[Records from a dataset]
--- START ---

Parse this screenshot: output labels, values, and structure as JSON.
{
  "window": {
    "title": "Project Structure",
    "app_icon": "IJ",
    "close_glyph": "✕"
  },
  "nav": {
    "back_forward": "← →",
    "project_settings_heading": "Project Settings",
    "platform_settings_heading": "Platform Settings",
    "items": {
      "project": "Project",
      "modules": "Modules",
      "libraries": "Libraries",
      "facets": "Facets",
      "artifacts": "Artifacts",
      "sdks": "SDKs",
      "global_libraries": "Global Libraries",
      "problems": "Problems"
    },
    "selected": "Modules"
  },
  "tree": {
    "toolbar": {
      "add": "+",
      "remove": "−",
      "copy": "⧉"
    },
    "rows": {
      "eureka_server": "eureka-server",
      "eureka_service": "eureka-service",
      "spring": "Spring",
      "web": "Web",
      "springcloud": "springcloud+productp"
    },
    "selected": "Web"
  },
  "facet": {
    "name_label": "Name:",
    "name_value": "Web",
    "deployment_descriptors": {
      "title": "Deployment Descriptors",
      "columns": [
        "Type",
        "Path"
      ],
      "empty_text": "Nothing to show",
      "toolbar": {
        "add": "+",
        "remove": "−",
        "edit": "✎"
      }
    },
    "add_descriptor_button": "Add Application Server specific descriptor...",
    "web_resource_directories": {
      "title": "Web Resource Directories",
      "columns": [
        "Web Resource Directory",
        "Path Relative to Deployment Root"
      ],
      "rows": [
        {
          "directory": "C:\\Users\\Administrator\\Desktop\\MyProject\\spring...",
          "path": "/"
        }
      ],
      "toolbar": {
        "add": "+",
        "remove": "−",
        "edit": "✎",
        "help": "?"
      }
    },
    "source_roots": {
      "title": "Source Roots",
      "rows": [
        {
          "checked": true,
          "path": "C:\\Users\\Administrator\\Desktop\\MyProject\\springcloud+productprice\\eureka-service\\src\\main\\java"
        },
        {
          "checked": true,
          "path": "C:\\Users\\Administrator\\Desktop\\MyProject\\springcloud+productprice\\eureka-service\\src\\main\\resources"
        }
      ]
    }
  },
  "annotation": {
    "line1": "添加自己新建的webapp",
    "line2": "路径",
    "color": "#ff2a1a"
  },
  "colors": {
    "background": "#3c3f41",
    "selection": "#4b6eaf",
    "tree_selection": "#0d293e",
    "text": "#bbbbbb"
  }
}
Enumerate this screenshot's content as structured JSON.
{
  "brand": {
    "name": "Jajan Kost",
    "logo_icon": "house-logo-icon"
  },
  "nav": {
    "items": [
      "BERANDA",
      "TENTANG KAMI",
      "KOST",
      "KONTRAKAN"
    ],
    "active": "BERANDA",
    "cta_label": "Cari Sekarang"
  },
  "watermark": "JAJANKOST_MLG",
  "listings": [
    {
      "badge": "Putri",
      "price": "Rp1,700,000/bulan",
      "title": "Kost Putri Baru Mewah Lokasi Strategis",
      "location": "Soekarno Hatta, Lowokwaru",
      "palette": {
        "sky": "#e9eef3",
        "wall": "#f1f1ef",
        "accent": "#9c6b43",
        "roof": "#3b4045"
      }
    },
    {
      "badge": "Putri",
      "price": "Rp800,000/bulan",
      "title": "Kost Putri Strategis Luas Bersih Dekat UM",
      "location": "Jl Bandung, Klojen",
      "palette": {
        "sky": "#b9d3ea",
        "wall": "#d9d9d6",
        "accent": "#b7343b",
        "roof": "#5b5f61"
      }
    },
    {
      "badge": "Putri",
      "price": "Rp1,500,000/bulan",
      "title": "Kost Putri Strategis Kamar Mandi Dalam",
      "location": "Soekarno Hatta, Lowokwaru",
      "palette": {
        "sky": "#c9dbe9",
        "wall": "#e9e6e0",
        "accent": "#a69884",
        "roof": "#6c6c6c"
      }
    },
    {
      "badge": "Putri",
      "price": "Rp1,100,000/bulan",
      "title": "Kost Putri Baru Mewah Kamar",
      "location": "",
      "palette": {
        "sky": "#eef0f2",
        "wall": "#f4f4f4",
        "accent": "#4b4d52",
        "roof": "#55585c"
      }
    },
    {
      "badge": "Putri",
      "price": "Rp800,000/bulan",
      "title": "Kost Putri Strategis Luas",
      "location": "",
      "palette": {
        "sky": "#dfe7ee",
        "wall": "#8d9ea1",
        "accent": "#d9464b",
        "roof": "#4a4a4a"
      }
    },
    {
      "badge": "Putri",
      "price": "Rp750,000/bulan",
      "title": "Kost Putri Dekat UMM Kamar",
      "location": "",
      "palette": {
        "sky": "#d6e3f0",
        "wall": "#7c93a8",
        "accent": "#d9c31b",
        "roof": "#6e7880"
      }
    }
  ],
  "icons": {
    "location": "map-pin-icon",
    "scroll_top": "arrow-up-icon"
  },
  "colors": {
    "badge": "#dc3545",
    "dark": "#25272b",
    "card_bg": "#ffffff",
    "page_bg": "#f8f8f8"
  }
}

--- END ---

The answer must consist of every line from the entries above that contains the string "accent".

        "accent": "#9c6b43",
        "accent": "#b7343b",
        "accent": "#a69884",
        "accent": "#4b4d52",
        "accent": "#d9464b",
        "accent": "#d9c31b",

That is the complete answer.